Hamilton told reporters that the German, whose car's front wing clipped Hamilton's rear tyre in a failed attempt to overtake, had done it on purpose. "We just had a meeting about it and he basically said he did it on purpose. He said he did it on purpose," repeated the Briton. "He said he could have avoided it. He said 'I did it to prove a point'."
"You don't have to just rely on me, go and ask [Mercedes team managers] Toto [Wolff] and Paddy [Lowe]who are not happy with him as well," Hamilton added. "I was gobsmacked when I was listening to the meeting. You need to ask him what point he was trying to make."
Rosberg, whose relationship with Hamilton has deteriorated this season as their boyhood friendship fragments, told reporters that the collision was a racing incident.
"We had a discussion, as is important after such circumstances, because obviously what happened cost the team a lot of points.

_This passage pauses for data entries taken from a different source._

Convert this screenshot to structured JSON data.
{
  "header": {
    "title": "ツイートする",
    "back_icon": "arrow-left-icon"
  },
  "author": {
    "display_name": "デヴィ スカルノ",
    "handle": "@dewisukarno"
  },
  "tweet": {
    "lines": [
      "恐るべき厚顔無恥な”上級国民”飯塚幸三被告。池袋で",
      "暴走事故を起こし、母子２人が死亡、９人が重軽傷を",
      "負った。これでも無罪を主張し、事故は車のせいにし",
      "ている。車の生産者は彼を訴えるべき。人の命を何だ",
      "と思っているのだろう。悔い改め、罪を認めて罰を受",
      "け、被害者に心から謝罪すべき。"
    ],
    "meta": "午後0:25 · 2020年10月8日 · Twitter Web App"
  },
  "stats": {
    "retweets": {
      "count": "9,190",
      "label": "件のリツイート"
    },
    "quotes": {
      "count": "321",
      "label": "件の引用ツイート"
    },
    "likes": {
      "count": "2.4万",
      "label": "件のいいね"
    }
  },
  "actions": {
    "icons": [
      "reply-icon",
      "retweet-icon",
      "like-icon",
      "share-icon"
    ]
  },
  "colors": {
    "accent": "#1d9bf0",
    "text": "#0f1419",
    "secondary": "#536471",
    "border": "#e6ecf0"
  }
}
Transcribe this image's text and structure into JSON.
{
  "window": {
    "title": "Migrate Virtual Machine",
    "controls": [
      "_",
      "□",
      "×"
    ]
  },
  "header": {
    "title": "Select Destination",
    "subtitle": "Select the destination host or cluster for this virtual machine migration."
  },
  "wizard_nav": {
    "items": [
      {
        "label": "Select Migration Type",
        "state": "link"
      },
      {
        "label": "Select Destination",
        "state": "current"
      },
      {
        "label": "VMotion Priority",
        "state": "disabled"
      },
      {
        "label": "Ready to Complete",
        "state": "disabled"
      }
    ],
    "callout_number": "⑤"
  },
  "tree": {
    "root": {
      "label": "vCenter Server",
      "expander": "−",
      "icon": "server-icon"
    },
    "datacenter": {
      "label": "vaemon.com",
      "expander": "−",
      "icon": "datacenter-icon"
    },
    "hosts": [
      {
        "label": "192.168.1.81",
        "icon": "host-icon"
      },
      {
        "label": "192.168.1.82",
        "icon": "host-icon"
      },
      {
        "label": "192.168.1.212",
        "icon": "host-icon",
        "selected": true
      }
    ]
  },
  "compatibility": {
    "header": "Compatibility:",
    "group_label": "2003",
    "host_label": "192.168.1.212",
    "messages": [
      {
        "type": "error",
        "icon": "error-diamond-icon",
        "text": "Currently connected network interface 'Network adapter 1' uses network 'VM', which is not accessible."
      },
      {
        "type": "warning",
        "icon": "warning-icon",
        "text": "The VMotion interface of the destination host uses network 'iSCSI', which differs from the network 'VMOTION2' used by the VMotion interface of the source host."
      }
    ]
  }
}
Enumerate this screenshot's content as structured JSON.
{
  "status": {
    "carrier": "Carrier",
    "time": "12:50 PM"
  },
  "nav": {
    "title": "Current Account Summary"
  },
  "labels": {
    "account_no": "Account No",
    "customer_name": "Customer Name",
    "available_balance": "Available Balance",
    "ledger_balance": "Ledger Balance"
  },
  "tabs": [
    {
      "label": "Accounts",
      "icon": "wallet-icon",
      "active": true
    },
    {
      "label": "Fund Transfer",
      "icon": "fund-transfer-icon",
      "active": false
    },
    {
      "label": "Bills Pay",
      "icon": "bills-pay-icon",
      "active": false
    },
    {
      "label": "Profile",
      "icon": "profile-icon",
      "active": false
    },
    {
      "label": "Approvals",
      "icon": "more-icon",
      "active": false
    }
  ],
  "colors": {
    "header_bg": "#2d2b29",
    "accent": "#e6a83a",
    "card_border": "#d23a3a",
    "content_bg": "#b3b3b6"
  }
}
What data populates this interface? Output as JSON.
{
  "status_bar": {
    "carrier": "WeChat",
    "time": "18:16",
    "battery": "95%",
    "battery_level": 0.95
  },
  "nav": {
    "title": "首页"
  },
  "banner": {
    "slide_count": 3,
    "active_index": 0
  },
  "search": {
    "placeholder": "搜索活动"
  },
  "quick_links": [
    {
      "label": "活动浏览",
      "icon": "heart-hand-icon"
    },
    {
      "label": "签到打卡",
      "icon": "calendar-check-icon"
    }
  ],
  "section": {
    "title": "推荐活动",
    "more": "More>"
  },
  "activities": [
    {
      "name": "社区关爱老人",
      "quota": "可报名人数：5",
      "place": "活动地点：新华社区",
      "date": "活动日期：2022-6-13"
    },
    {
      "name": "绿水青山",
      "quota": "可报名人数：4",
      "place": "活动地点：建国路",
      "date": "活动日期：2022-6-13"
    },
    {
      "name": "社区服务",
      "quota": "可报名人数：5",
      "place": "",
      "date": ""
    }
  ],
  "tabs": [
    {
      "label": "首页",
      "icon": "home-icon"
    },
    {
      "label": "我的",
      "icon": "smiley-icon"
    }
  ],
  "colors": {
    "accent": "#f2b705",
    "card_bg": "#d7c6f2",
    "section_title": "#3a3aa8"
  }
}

That is the main focus and the biggest issue with such a happening as today," said the Mercedes driver, who stepped on to the podium to boos and whistles from the crowd. "I'm not going to go into any details, that wouldn't be the right thing to do. We need to review and discuss how we move forward."
Wolff later attempted to clarify what had happened in the meeting.
He said: "Nico felt he needed to hold his line. He needed to make a point. He [Rosberg] didn't give in. He thought it was for Lewis to leave him space, and that Lewis didn't leave him space. So they agreed to disagree in a very heated discussion among ourselves, but it wasn't deliberately crashing. That is nonsense."
Wolff had, however, in the immediate aftermath of the race - which was won by Red Bull's Daniel Ricciardo - said: "You don't try to overtake with the knife between your teeth in lap No.2 and damage both cars," adding that the incident was "absolutely unacceptable".
Retired triple champion and Mercedes non-executive chairman Niki Lauda, speaking before the meeting with drivers, said Rosberg was at fault since Hamilton was in front. "We lost the whole race, we could have been first and second … he provoked it, no question," he said.
"Accidents can happen, and I have foreseen them anyway if two guys are fighting freely all the way to the end, and it is accepted - but not on the second lap."